SML is currently responding to an IRS contract to transform 20 million lines of Assembler code. As of June 2013, SML has signed a partner agreement with IBM so that SML will receive 25% of the total revenue of the project which will amount to around $50 million. Negotiations are currently on-going between the IRS, SML and IBM with the eventual go-ahead strongly expected in early 2014 [S2,S4,S5]. This contract will stretch over 3-5 years. Whilst any agreement with the IRS will be outside the REF impact window, the agreement with IBM has been signed (within the REF impact window); this testifies to the tremendously positive impact that IBM believes SML can have on the whole project as well as the confidence that IBM has in SML's technology.

SML has funded PhD studentships in the past and its enlightened approach to funding academic research has meant that it is currently (widely recognised as) the outstanding global company as regards assembler code migration. It plans to continue its support for academic research so that it might develop this research into commercial tools for the analysis, restructuring and maintenance of code written in Java and other high level programming languages. SML is a real success story testifying to the efficacy of formal methods applied to modern commercial software development. Not only is SML generating financial profit (with this profit highly likely to rise steeply in the very near future), it serves as an outstanding exemplar as to the commercial benefits and rewards of employing the principles of and research in software engineering.

Sources to corroborate the impact

[S1] SML's website (last accessed 21st October 2013)

[S2] Series of emails from the owner of SML and the Chief Technical Officer of SML relating to data supplied above and a telephone conversation between the owner of SML and Professor Iain Stewart, Durham University.

[S3] Two reports from SML to California Department of Motor Vehicles, 2012.

[S4] Response from SML to the IRS, 2012.

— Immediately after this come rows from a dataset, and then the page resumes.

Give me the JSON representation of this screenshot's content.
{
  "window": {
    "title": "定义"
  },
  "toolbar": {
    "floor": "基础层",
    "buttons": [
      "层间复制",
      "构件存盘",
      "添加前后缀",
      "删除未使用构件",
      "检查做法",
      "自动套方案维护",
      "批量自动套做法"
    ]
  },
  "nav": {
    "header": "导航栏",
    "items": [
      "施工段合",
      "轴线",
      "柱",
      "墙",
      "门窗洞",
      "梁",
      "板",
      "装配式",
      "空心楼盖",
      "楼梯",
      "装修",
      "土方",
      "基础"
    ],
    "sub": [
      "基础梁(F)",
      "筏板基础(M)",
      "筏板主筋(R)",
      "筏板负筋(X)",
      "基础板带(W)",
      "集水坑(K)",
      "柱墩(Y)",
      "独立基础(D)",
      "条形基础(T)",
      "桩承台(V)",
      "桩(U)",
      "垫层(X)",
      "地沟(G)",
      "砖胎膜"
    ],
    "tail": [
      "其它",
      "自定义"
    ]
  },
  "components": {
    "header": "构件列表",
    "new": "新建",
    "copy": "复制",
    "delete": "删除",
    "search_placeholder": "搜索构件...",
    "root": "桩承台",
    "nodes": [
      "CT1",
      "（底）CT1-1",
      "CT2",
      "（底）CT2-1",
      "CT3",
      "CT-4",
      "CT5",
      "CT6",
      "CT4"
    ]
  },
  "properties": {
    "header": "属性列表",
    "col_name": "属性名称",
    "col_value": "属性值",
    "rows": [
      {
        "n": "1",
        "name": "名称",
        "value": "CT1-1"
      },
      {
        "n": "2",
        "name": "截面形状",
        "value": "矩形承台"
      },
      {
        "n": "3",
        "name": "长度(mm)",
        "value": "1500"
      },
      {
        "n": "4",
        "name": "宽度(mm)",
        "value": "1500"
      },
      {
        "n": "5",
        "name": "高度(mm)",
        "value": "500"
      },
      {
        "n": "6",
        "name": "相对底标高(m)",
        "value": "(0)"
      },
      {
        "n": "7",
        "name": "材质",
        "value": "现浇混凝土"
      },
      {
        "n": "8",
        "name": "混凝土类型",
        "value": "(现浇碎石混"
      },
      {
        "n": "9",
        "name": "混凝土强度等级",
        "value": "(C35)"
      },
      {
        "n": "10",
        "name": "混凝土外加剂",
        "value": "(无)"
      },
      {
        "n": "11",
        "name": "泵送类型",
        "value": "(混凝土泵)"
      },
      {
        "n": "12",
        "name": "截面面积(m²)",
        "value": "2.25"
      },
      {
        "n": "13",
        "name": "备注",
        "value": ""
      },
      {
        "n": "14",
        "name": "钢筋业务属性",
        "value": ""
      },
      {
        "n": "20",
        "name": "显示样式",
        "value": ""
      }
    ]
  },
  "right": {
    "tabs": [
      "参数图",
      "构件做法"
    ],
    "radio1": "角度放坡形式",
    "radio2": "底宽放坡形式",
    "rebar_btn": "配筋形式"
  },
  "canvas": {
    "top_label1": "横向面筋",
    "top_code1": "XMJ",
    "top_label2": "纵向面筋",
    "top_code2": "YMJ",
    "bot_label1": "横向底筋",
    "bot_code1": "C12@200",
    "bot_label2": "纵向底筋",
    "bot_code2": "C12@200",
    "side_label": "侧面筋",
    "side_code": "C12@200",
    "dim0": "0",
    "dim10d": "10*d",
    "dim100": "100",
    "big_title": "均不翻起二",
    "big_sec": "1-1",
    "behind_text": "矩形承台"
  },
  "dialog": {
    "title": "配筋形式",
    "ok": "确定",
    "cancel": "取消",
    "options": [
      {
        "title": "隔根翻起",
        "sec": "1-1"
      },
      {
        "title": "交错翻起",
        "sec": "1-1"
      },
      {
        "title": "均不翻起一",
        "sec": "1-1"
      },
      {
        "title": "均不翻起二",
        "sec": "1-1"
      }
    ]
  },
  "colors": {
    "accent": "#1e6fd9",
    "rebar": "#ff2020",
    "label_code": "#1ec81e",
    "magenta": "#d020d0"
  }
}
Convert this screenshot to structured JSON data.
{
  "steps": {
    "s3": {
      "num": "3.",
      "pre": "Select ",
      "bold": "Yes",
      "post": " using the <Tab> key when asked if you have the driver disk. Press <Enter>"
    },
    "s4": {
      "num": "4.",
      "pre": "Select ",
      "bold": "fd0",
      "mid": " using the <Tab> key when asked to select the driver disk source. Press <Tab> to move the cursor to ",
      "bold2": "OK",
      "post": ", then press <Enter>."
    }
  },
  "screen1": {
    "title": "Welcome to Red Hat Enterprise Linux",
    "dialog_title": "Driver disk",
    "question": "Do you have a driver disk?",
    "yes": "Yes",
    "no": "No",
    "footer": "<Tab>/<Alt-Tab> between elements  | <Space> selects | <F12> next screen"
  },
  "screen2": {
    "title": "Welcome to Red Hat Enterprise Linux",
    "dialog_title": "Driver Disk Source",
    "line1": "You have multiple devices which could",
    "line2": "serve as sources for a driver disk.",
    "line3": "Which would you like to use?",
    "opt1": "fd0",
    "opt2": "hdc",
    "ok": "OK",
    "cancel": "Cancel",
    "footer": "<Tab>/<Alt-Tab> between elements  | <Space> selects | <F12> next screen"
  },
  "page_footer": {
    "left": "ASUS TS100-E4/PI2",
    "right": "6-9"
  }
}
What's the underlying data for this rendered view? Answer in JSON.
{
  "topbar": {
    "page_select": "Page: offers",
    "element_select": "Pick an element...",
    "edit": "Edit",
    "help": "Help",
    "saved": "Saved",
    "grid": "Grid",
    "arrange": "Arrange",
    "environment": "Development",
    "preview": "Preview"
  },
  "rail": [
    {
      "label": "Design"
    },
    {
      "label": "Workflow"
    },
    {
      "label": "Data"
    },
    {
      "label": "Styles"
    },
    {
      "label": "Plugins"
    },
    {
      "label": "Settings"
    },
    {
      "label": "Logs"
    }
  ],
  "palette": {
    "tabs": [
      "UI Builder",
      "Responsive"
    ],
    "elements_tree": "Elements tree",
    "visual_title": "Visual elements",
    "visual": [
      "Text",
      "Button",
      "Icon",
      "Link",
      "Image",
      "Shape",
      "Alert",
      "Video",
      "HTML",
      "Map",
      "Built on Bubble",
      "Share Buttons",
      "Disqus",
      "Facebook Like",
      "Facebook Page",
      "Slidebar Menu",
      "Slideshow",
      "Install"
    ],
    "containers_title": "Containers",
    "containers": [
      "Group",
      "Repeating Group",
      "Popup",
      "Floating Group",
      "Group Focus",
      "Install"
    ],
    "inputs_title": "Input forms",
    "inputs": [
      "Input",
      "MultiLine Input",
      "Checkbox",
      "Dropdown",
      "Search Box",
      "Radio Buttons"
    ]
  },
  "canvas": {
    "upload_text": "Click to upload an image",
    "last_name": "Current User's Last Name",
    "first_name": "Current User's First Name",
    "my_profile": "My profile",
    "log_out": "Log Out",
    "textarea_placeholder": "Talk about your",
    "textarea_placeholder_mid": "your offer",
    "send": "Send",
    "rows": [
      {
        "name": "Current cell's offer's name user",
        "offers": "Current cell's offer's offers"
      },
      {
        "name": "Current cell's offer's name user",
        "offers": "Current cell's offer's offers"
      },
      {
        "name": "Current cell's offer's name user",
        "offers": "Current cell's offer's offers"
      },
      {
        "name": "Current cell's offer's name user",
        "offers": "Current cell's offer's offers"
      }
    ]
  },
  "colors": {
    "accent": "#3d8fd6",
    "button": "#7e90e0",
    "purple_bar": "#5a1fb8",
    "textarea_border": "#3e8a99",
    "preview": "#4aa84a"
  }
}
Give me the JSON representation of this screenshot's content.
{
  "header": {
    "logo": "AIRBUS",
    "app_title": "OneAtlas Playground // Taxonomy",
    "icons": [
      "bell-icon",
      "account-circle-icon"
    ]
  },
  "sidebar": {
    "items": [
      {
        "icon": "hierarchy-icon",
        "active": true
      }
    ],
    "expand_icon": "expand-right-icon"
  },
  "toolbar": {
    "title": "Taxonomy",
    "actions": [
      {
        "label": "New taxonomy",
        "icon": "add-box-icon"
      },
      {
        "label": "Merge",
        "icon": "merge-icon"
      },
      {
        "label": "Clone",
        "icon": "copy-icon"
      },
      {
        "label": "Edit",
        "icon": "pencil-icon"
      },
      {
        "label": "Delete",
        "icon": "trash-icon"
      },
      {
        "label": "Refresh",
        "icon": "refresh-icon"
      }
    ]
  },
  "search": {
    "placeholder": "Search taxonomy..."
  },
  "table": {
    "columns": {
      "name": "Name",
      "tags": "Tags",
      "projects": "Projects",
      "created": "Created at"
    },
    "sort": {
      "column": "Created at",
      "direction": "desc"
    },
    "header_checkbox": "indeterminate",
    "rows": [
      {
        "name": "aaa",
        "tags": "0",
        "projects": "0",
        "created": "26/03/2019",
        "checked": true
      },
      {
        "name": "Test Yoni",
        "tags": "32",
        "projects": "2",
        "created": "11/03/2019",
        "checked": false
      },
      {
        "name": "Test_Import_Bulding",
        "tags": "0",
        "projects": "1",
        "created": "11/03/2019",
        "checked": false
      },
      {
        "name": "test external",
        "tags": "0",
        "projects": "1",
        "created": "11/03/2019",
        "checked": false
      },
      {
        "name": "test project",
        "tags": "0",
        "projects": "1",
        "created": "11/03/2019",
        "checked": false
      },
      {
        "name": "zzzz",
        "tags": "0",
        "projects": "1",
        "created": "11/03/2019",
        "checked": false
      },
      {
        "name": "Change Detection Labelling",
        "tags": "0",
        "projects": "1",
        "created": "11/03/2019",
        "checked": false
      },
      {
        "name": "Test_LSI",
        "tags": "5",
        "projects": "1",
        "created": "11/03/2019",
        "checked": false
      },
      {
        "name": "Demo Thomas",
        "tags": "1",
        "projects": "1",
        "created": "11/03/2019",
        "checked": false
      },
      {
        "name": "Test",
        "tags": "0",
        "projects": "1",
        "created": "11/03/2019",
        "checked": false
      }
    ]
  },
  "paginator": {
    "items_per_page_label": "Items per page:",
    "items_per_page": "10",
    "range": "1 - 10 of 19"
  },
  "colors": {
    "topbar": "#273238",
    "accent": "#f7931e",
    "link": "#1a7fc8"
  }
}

[S5] The auditors can contact Owner, SML for verbal confirmation.

[S6] The auditors can contact Chief Technical Officer, SML for verbal confirmation.